Tom Cozzocrea knows he has big shoes to fill, but he’s ready for the challenge.

Earlier this month, the Mahopac Board of Education hired Cozzocrea as the new Mahopac Middle School principal. He will take the place of Vince DiGrandi—a beloved figure in the school community—who left this summer to take a principal’s position in the North Salem School District.

“Replacing someone like Vince is a challenge; I have heard great things about him,” Cozzocrea said. “But I think the school is in a really great place. The atmosphere and the staff are really positive. I am looking forward to that. There is already a lot of structure in place and the staff and students enjoy going there.” 

Sign Up for E-News

Cozzocrea, 44, said he hopes to take what DiGrandi created and build on it.

“I will be able to take advantage of it and continue to grow the many things he established and bring a little something extra myself,” he said. “I’ve really observed and have seen all the things they have in place.”

Cozzocrea is no stranger to Mahopac. He grew up in Carmel and is a Carmel High School graduate. He said he knows there is a rivalry between the two schools and thinks that’s a good thing.

“I know how great Mahopac is from growing up in Carmel and I want to implement some things I’ve learned in Carmel,” he said. “I loved the rivalry between them. That passion brings the community together. It brings people together with the pride they feel for their town. I look forward to being an Indian.”

Over the last 12-plus years, Cozzocrea worked for the New York City Department of Education. His first nine years were spent teaching fifth grade and he’s worked the last three years as an administrator. 

Cozzocrea received his bachelor’s degree in communications from SUNY Oswego. He earned a master’s degree in education and a master’s degree in school building leadership from Mercy College. 

He attended the New York City Leadership Academy program in preparation for taking a leadership position in an urban school. Most recently he was principal of a pre-K to eighth-grade school in the Bronx.

Cozzocrea said he will set goals and priorities for the school once he gets to better know his faculty and the students and is able to pick their brains a bit.
“I want to get to know my teachers and staff and learn their strengths and what they are best at,” he said.

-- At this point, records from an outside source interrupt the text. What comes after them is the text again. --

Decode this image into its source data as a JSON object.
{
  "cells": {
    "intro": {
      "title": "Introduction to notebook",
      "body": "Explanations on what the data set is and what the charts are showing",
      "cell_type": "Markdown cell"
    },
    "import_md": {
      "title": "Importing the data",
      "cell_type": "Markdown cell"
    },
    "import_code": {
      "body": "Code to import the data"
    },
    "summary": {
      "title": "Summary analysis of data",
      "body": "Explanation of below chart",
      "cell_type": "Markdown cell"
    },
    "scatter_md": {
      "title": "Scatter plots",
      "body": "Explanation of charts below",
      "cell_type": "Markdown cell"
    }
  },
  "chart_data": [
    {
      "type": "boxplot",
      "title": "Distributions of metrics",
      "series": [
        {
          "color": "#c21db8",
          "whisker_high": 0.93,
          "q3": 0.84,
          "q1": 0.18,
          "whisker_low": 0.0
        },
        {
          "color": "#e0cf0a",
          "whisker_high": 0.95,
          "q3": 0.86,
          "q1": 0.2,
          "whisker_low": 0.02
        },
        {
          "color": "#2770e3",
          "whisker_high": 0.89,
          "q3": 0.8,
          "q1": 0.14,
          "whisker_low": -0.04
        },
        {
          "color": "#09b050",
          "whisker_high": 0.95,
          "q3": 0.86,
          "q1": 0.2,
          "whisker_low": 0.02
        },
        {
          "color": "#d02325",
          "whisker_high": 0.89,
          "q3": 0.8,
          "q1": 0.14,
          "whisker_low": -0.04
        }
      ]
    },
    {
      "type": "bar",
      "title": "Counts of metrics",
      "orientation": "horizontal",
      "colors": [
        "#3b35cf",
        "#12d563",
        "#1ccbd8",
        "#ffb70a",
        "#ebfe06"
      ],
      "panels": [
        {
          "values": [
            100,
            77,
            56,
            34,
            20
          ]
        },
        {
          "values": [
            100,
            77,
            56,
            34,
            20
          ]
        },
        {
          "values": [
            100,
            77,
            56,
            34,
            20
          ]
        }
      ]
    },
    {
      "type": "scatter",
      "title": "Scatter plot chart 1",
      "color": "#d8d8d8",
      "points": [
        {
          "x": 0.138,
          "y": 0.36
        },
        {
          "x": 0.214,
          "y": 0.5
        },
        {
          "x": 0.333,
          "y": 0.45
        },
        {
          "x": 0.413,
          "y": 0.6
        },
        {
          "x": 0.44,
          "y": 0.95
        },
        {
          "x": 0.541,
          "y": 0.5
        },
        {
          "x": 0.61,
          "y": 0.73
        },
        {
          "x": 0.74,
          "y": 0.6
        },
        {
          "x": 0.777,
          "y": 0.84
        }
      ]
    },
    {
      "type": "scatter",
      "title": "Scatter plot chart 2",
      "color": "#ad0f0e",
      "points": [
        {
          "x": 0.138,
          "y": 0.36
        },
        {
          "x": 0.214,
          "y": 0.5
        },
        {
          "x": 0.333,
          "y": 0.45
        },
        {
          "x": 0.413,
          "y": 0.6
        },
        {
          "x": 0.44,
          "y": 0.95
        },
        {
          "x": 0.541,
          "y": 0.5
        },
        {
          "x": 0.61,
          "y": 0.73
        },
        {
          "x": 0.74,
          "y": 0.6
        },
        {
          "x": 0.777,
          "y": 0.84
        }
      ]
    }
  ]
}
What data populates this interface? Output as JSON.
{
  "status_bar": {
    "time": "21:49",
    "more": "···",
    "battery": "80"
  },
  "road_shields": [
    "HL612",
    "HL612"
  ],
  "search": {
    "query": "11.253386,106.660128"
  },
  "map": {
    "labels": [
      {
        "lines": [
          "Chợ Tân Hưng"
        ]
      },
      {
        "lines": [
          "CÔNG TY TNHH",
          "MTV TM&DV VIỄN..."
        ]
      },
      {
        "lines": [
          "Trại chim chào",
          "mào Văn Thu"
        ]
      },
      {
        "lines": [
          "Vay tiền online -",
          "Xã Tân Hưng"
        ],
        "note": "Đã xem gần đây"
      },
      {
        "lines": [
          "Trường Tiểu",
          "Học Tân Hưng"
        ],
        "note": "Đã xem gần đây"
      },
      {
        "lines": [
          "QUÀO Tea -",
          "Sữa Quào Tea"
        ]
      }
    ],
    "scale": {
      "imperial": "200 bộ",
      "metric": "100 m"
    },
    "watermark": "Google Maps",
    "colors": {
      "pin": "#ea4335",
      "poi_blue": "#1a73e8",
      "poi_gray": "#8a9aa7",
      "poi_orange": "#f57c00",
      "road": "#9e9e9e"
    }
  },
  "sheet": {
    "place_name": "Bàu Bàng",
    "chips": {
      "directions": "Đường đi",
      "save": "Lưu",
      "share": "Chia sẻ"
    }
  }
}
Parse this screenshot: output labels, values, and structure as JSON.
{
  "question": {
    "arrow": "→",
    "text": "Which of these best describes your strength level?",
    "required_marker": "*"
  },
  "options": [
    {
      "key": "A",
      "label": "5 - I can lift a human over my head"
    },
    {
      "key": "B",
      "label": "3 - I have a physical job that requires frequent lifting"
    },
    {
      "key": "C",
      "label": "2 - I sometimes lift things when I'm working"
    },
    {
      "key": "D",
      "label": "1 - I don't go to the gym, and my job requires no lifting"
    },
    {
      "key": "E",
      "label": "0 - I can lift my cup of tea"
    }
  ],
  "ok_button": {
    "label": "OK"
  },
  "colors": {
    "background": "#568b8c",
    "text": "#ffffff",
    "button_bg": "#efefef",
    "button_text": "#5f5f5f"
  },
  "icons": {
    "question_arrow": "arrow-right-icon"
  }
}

The new principal said that he knows the district has recently made great strides in improving its technology and he wants to take advantage of that and see it continue.

“I want to be part of the technology, which is getting stronger because it’s so important in today’s education,” he said. “The idea of collaboration is really important among teachers. They can spend so much time working in solitude, but technology makes it easier to for them to collaborate. And the more trust we have [between teachers], the better.”

To make sure technology is implemented in the most efficient manner, Cozzocrea said ongoing training is essential.

“As we implement the technology, we want to make sure the staff is trained and our students feel comfortable with it and we can implement it in the best way possible,” he said.

Cozzocrea also said he’s aware that Mahopac schools are known for their arts and music programs and is a staunch supporter of them.

“I think the arts are really valuable,” he said. “We need to expose [students] to as much as possible. They are so willing to learn when they have a passion and we need to get them to understand what that is. If we don’t do it, they could be losing out. There are opportunities in these fields that they can enjoy for their whole life.”

He added that he believes in getting students to think about college and the areas of study they may want to pursue starting in middle school.

Cozzocrea, who lives in Pawling with his wife and two children, will officially take the reins of the principal’s job on Aug. 28. He is ready to hit the ground running.

“I want to understand the community and the students,” he said. “I want to talk to the students and see what areas they would like to have changed and what makes them love going to Mahopac Middle School and what they would like to see in the school. I want to be able to help my staff and I am looking forward to learning from them as well.”

He said he envisions his administration as a collaborative effort, not a dictatorship.

“Every successful school that you walk into has a collaborative environment where everyone has a voice,” he said. “I will have an open-door policy; that’s 100 percent true.”